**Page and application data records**
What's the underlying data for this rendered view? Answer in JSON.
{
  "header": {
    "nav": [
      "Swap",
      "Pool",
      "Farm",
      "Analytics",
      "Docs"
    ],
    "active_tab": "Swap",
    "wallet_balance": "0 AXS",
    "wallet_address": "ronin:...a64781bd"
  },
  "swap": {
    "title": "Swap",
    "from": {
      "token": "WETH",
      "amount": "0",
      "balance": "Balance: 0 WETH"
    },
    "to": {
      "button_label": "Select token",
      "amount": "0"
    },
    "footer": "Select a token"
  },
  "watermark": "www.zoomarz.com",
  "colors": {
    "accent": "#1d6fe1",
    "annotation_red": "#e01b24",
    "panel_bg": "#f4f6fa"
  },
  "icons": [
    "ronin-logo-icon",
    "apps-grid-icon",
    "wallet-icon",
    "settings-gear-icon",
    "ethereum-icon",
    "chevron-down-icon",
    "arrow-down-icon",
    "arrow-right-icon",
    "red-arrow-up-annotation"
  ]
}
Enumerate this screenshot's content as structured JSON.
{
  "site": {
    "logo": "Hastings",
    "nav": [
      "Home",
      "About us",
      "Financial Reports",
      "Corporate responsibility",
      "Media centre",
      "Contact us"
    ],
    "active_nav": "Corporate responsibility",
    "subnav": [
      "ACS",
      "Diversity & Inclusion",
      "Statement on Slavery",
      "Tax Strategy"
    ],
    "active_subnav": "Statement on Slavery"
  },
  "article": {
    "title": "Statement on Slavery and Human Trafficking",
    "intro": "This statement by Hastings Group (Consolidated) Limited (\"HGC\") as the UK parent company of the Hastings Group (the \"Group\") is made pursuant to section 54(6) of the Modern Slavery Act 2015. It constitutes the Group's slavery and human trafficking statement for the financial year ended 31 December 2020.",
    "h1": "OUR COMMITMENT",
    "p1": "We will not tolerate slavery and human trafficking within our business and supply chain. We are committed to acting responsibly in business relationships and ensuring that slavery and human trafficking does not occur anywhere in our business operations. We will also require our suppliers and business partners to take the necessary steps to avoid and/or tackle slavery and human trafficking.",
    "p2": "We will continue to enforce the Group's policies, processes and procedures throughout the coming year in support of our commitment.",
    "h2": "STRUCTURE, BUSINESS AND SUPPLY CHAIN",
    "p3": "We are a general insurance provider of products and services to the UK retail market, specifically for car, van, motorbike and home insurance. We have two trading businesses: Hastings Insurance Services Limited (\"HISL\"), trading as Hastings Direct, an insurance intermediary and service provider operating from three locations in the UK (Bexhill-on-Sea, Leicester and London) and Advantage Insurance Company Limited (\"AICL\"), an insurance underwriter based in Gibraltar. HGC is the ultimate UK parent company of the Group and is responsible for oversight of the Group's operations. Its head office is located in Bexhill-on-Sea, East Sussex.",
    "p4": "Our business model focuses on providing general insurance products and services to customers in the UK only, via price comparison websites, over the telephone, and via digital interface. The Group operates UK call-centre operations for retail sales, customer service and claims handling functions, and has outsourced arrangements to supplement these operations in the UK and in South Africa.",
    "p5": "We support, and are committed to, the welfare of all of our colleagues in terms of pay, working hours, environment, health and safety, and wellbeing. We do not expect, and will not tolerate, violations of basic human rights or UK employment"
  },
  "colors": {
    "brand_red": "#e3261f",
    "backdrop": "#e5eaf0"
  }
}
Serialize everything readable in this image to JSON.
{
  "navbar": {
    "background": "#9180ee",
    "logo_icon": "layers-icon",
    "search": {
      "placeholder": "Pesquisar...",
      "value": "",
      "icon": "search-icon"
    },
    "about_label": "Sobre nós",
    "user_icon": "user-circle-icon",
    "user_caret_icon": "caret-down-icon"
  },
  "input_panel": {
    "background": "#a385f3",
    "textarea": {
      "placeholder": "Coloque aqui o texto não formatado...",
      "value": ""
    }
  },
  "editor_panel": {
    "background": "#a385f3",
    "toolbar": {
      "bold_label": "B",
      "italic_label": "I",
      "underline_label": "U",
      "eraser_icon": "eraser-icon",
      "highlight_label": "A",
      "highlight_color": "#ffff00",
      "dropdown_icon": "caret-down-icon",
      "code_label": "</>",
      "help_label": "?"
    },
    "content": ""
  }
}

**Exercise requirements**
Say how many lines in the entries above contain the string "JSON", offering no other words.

**Response area**
3